Cura, K. & Sheenman, J. & Niinimäki, K. (2022). Transparency and traceability in the textile value chain. Aalto University, School of Arts, Design and Architecture. https://aaltodoc.aalto.fi/bitstream/handle/123456789/117564/isbn9789526496238.pdf?sequence=1&isAllowed=y.

DIGITALEUROPE. (October 5, 2022). DIGITALEUROPE joins CIRPASS to lay the ground for the deployment of European Digital Product Passports. https://www.digitaleurope.org/news/digitaleurope-joins-cirpass-to-lay-the-ground-for-the-deployment-of-european-digital-product-passports/.

ECESP Circular Economy. (July 13, 2022). #EUCircularTalks: EU Digital Product Passport – learning from frontrunners [Video]. Youtube. https://www.youtube.com/watch?v=oQJL-QlWxZI.

European Commission. (March 30, 2022). Proposal for a Regulation of the European Parliament and of the council establishing a framework for setting ecodesign requirements for sustainable products and repealing Directive 2009/125/EC. https://environment.ec.europa.eu/document/download/11246a52-4be4-4266-95b1-a15dbf145f51_en?filename=COM_2022_142_1_EN_ACT_part1_v6.pdf. 

Simon, F. (October 6, 2022). EU’s upcoming ‘digital product passport’ will include packaging, official says.
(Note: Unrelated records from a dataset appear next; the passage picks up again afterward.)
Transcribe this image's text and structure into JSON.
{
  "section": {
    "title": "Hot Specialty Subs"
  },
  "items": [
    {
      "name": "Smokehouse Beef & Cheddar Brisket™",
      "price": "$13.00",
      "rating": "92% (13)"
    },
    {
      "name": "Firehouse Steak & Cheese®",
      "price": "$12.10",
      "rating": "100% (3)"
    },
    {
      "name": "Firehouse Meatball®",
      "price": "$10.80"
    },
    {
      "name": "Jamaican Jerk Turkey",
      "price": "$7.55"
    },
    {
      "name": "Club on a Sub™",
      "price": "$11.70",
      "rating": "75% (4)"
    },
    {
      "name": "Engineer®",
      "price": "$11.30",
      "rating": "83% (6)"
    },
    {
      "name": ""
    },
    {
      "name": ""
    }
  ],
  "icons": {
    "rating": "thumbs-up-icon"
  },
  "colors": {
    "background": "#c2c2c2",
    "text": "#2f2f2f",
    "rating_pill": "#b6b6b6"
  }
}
EURACTIV. Retrieved November 7, 2022, from https://www.euractiv.com/section/energy-environment/news/eus-upcoming-digital-product-passport-will-also-include-packaging-official-says/.

STJM. (October 4, 2022). Digital Product Passport. https://www.stjm.fi/wp-content/uploads/2022/10/Digital-Product-Passport-A4-v010.pdf.

University of Cambridge Institute for Sustainability Leadership (CISL) and the Wuppertal Institute. (2022). Digital Product Passport: the ticket to achieving a climate neutral and circular European economy? Cambridge, UK: CLG Europe.